Build ​the ​Perfect ​Launch ​for ​your ​Water ​Trail
The ​Mountain ​Stewards ​all-volunteer ​Trail ​Crew ​has ​planned, ​designed, ​constructed ​and ​maintained ​over ​a ​million ​dollars ​of ​recreational ​facilities ​in ​the ​North ​Georgia ​area ​in ​the ​past ​decade. ​Included ​in ​these ​are ​Water ​Trail ​Launch ​facilities ​built ​in ​three ​counties. ​This ​program ​will ​discuss ​the ​planning, ​design ​and ​construction ​of ​launch ​facilities ​from ​the ​simplest ​to ​the ​most ​complex.

2:10-2:30 ​ ​ ​Navigating ​the ​Snags ​and ​Rapids ​of ​Permitting, ​Keith ​Parsons
Constructing ​launch ​sites ​along ​the ​banks ​of ​rivers ​and ​streams ​often ​requires ​permits ​and ​various ​forms ​of ​permission ​from ​potentially ​a ​myriad ​of ​entities, ​mostly ​governments ​at ​local, ​state ​and ​federal ​levels. ​ ​Its ​a ​paper ​chase, ​but ​can ​be ​confusing ​and ​confounding. ​This ​session ​will ​look ​at ​what ​permits ​may ​be ​required, ​who ​needs ​to ​be ​brought ​into ​the ​process, ​what ​may ​be ​required ​for ​various ​levels ​of ​permitting, ​and ​maybe, ​most ​importantly, ​how ​to ​design ​a ​project ​that ​minimizes ​or ​entirely ​avoids ​the ​need ​for ​certain ​permits ​or ​other ​legal ​instruments ​of ​permission.

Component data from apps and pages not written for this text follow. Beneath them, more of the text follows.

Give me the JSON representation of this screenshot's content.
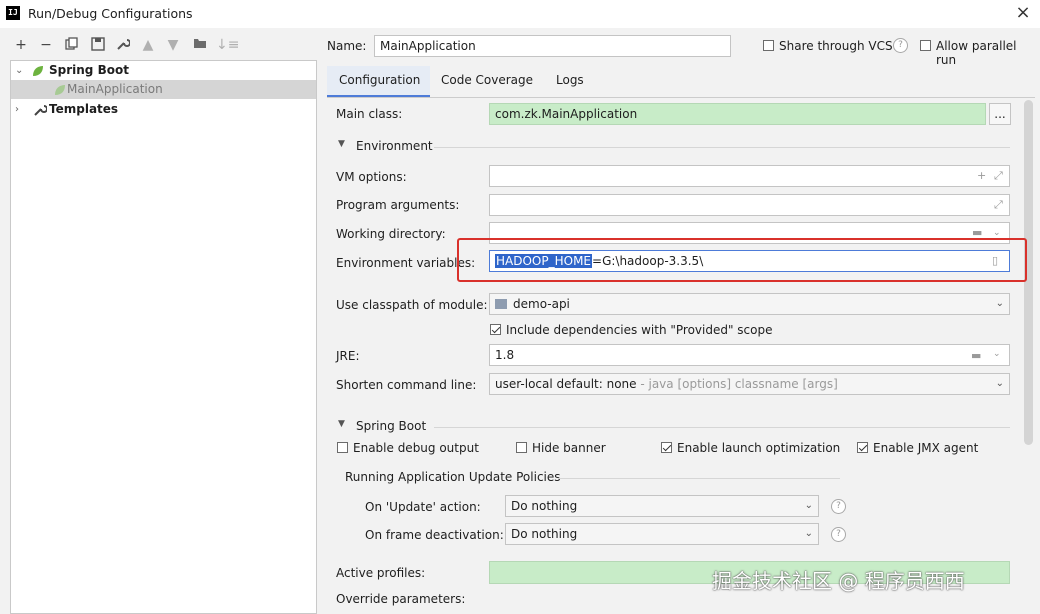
{
  "window": {
    "title": "Run/Debug Configurations",
    "logo": "IJ"
  },
  "toolbar": [
    "add-icon",
    "remove-icon",
    "copy-icon",
    "save-icon",
    "wrench-icon",
    "move-up-icon",
    "move-down-icon",
    "folder-icon",
    "sort-icon"
  ],
  "tree": {
    "group": "Spring Boot",
    "child": "MainApplication",
    "templates": "Templates"
  },
  "config": {
    "name_label": "Name:",
    "name_value": "MainApplication",
    "share_label": "Share through VCS",
    "parallel_label": "Allow parallel run",
    "help": "?",
    "tabs": [
      "Configuration",
      "Code Coverage",
      "Logs"
    ],
    "main_class_label": "Main class:",
    "main_class_value": "com.zk.MainApplication",
    "browse": "...",
    "env_section": "Environment",
    "vm_label": "VM options:",
    "args_label": "Program arguments:",
    "workdir_label": "Working directory:",
    "envvars_label": "Environment variables:",
    "envvar_key": "HADOOP_HOME",
    "envvar_rest": "=G:\\hadoop-3.3.5\\",
    "classpath_label": "Use classpath of module:",
    "module_value": "demo-api",
    "include_deps": "Include dependencies with \"Provided\" scope",
    "jre_label": "JRE:",
    "jre_value": "1.8",
    "shorten_label": "Shorten command line:",
    "shorten_value": "user-local default: none",
    "shorten_hint": " - java [options] classname [args]",
    "spring_section": "Spring Boot",
    "debug_output": "Enable debug output",
    "hide_banner": "Hide banner",
    "launch_opt": "Enable launch optimization",
    "jmx": "Enable JMX agent",
    "update_policies": "Running Application Update Policies",
    "update_action_label": "On 'Update' action:",
    "update_action_value": "Do nothing",
    "frame_label": "On frame deactivation:",
    "frame_value": "Do nothing",
    "profiles_label": "Active profiles:",
    "override_label": "Override parameters:"
  },
  "watermark": "掘金技术社区 @ 程序员西西",
  "colors": {
    "highlight": "#d9312b",
    "selection": "#2f65ca",
    "green_field": "#c8ecc8"
  }
}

2:35-2:55 ​ ​Water ​Trail ​Marketing ​with ​Cheryl ​Smith, ​Tourism ​Project ​Manager, ​Northeast ​Georgia ​Mountains ​Region, ​Georgia ​Dept. ​of ​Economic ​Development
Get ​the ​Word ​Out! ​Marketing ​Tools ​& ​Resources ​for ​your ​Water ​Trail ​
Learn ​about ​ways ​to ​market ​and ​promote ​your ​water ​trail. ​Tap ​into ​the ​Georgia ​Department ​of ​Economic ​Development ​– ​Tourism ​Division’s ​Programs ​and ​Services ​and ​learn ​how ​the ​Etowah ​River ​Water ​Trail ​has ​successfully ​marketed ​their ​trail ​through ​various ​marketing ​tools ​such ​as ​social ​media, ​brochures, ​website, ​maps, ​signage, ​kiosks, ​etc. ​as ​well ​as ​the ​costs ​involved, ​and ​resources ​available.

Closing ​Remarks
3:30 ​Paddle ​on ​the ​Little ​Ocmulgee ​River ​or ​Explore ​the ​Park ​

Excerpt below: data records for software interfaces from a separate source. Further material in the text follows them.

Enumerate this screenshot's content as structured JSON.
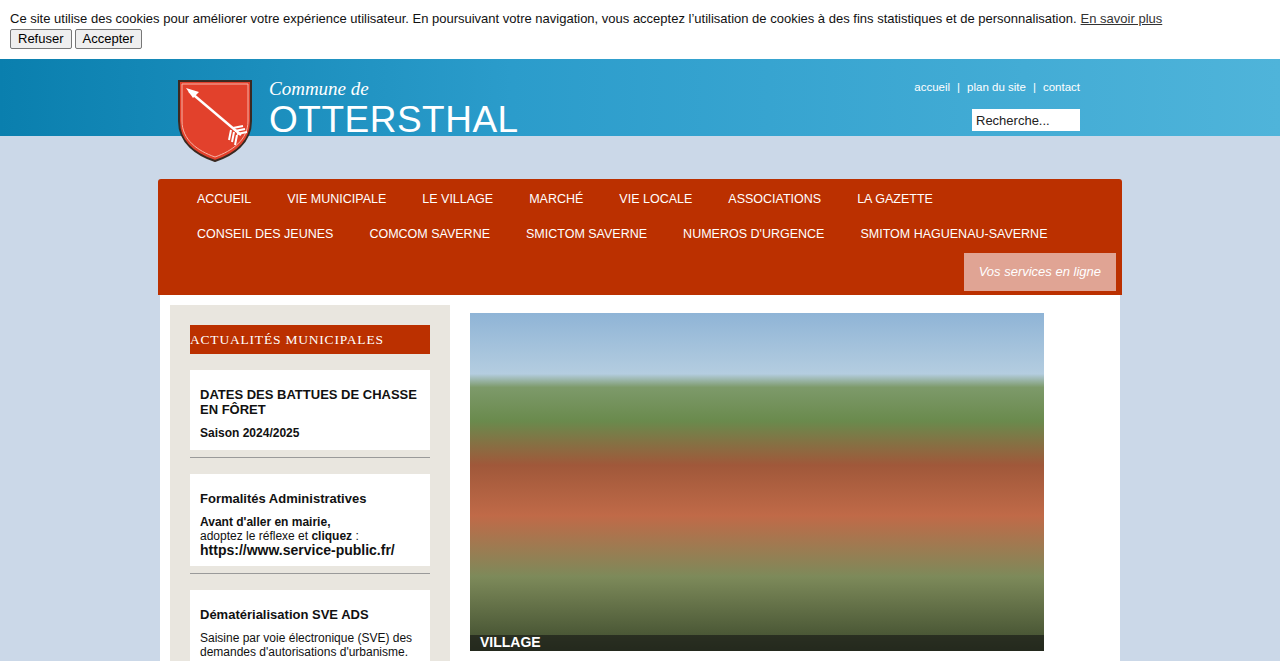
{
  "cookie_bar": {
    "message": "Ce site utilise des cookies pour améliorer votre expérience utilisateur. En poursuivant votre navigation, vous acceptez l’utilisation de cookies à des fins statistiques et de personnalisation.",
    "link": "En savoir plus",
    "buttons": [
      "Refuser",
      "Accepter"
    ]
  },
  "header": {
    "subtitle": "Commune de",
    "title": "OTTERSTHAL",
    "links": [
      "accueil",
      "plan du site",
      "contact"
    ],
    "separator": "|",
    "search": {
      "placeholder": "Recherche..."
    }
  },
  "nav": {
    "items": [
      "ACCUEIL",
      "VIE MUNICIPALE",
      "LE VILLAGE",
      "MARCHÉ",
      "VIE LOCALE",
      "ASSOCIATIONS",
      "LA GAZETTE",
      "CONSEIL DES JEUNES",
      "COMCOM SAVERNE",
      "SMICTOM SAVERNE",
      "NUMEROS D'URGENCE",
      "SMITOM HAGUENAU-SAVERNE"
    ],
    "services_button": "Vos services en ligne"
  },
  "sidebar": {
    "title": "ACTUALITÉS MUNICIPALES",
    "news": [
      {
        "title": "DATES DES BATTUES DE CHASSE EN FÔRET",
        "lines": [
          [
            {
              "text": "Saison 2024/2025",
              "kind": "strong"
            }
          ]
        ]
      },
      {
        "title": "Formalités Administratives",
        "lines": [
          [
            {
              "text": "Avant d'aller en mairie,",
              "kind": "strong"
            }
          ],
          [
            {
              "text": "adoptez le réflexe et ",
              "kind": "plain"
            },
            {
              "text": "cliquez",
              "kind": "strong"
            },
            {
              "text": " :",
              "kind": "plain"
            }
          ],
          [
            {
              "text": "https://www.service-public.fr/",
              "kind": "url"
            }
          ]
        ]
      },
      {
        "title": "Dématérialisation SVE ADS",
        "lines": [
          [
            {
              "text": "Saisine par voie électronique (SVE) des demandes d'autorisations d'urbanisme.",
              "kind": "plain"
            }
          ]
        ]
      }
    ]
  },
  "slider": {
    "caption": "VILLAGE"
  }
}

Partner Opportunity – Drought Management and Conservation Partnership Conference @ Georgia Association of Water Professionals (GAWP) headquarters, Marietta, GA
May 3 @ 9:00 am – 3:30 pm

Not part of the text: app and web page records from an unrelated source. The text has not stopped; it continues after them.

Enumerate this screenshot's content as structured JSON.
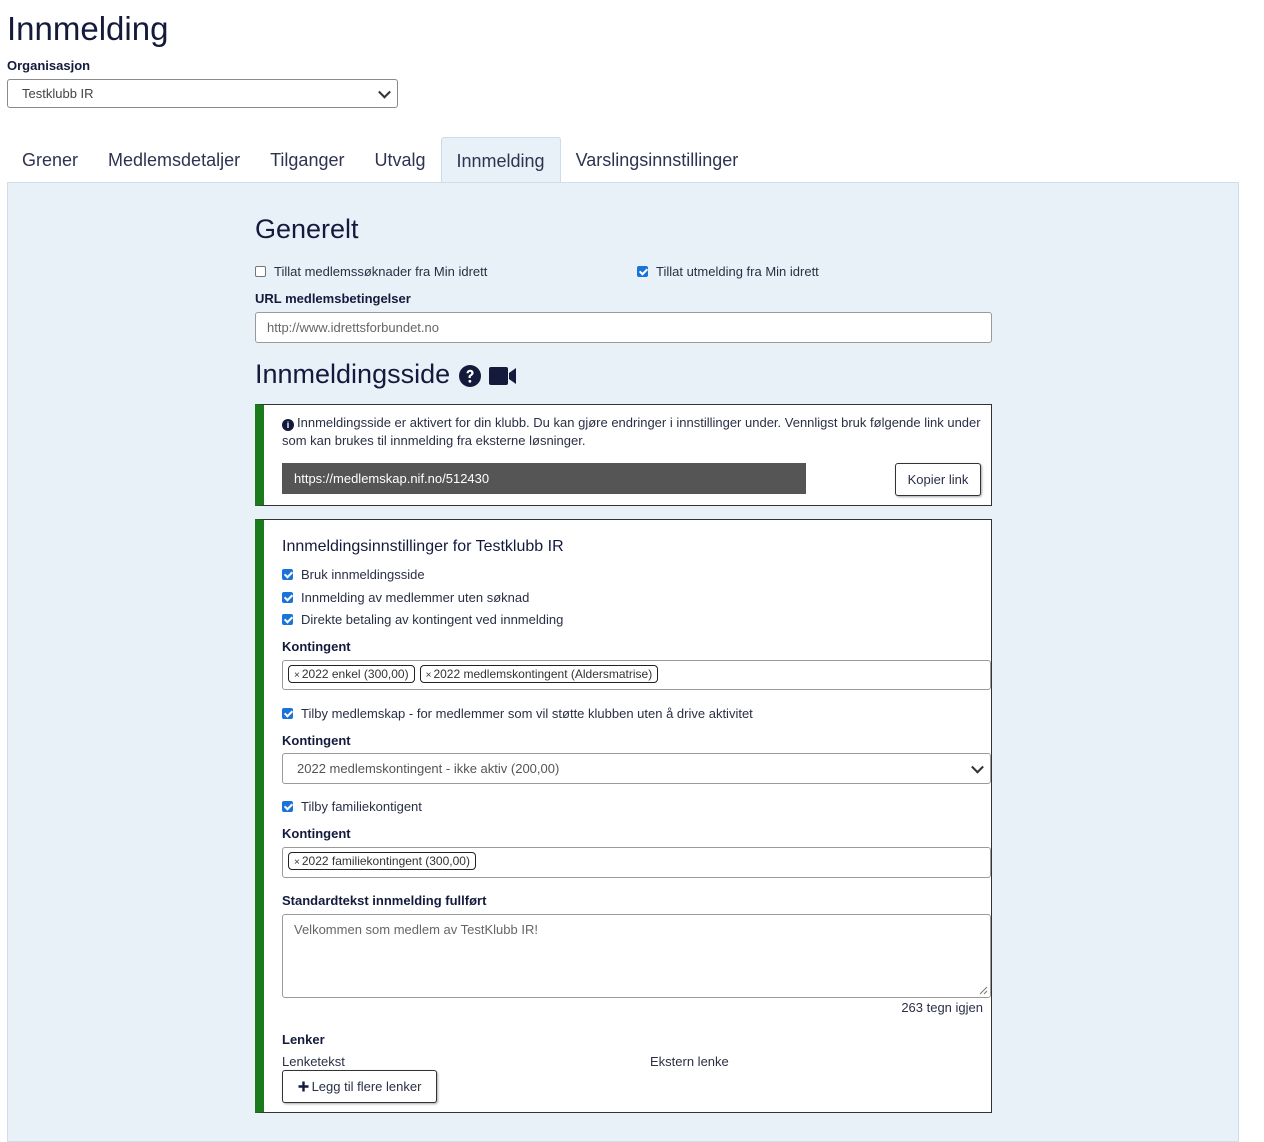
{
  "page_title": "Innmelding",
  "organisation": {
    "label": "Organisasjon",
    "selected": "Testklubb IR"
  },
  "tabs": [
    {
      "label": "Grener"
    },
    {
      "label": "Medlemsdetaljer"
    },
    {
      "label": "Tilganger"
    },
    {
      "label": "Utvalg"
    },
    {
      "label": "Innmelding",
      "active": true
    },
    {
      "label": "Varslingsinnstillinger"
    }
  ],
  "general": {
    "heading": "Generelt",
    "allow_applications": {
      "label": "Tillat medlemssøknader fra Min idrett",
      "checked": false
    },
    "allow_unsubscribe": {
      "label": "Tillat utmelding fra Min idrett",
      "checked": true
    },
    "url_label": "URL medlemsbetingelser",
    "url_placeholder": "http://www.idrettsforbundet.no"
  },
  "signup_page": {
    "heading": "Innmeldingsside",
    "info_icon": "i",
    "info_text": "Innmeldingsside er aktivert for din klubb. Du kan gjøre endringer i innstillinger under. Vennligst bruk følgende link under som kan brukes til innmelding fra eksterne løsninger.",
    "link": "https://medlemskap.nif.no/512430",
    "copy_button": "Kopier link"
  },
  "settings": {
    "heading": "Innmeldingsinnstillinger for Testklubb IR",
    "use_signup_page": {
      "label": "Bruk innmeldingsside",
      "checked": true
    },
    "signup_without_application": {
      "label": "Innmelding av medlemmer uten søknad",
      "checked": true
    },
    "direct_payment": {
      "label": "Direkte betaling av kontingent ved innmelding",
      "checked": true
    },
    "kontingent_label": "Kontingent",
    "kontingent_tags": [
      "2022 enkel (300,00)",
      "2022 medlemskontingent (Aldersmatrise)"
    ],
    "tag_remove": "×",
    "offer_membership": {
      "label": "Tilby medlemskap - for medlemmer som vil støtte klubben uten å drive aktivitet",
      "checked": true
    },
    "support_kontingent_selected": "2022 medlemskontingent - ikke aktiv (200,00)",
    "offer_family": {
      "label": "Tilby familiekontigent",
      "checked": true
    },
    "family_tags": [
      "2022 familiekontingent (300,00)"
    ],
    "completion_text_label": "Standardtekst innmelding fullført",
    "completion_text_placeholder": "Velkommen som medlem av TestKlubb IR!",
    "chars_left": "263 tegn igjen",
    "links_label": "Lenker",
    "link_text_label": "Lenketekst",
    "external_link_label": "Ekstern lenke",
    "add_links_button": "Legg til flere lenker"
  }
}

Georgia Water Wise Council, the May 3rd Drought Management & Conservation Partnerships conference will bring together water utilities, large water users, the green industry and non-profit environmental conservation groups to learn and share on best practices in water conservation and collaborative partnerships for success.

  • Hear from Georgia utilities, industries and commercial water users about new conservation programs
  • Learn from a top national expert in planning and designing water efficiency programs
  • Get perspectives from non-profit environmental groups on water efficiency in Georgia

WHEN: May 3, 2017, 9 am – 3:30 pm

WHERE: Georgia Association of Water Professionals (GAWP) headquarters, Marietta, GA

WHO: Speakers include non-profit environmental groups*, large water users, Georgia’s green industry, and water utilities

The conference program includes resources for ALL of these stakeholder groups—and a special focus on collaborative partnership opportunities.

Registration is online via GAWP.*

*Please note: Scholarship opportunities are available for non-profit organizations. Please contact Ben Emanuel at [email protected].

Fall GWC Partner Meeting @ Georgia Wildlife Federation Alcovy Conservation Center
Nov 15 all-day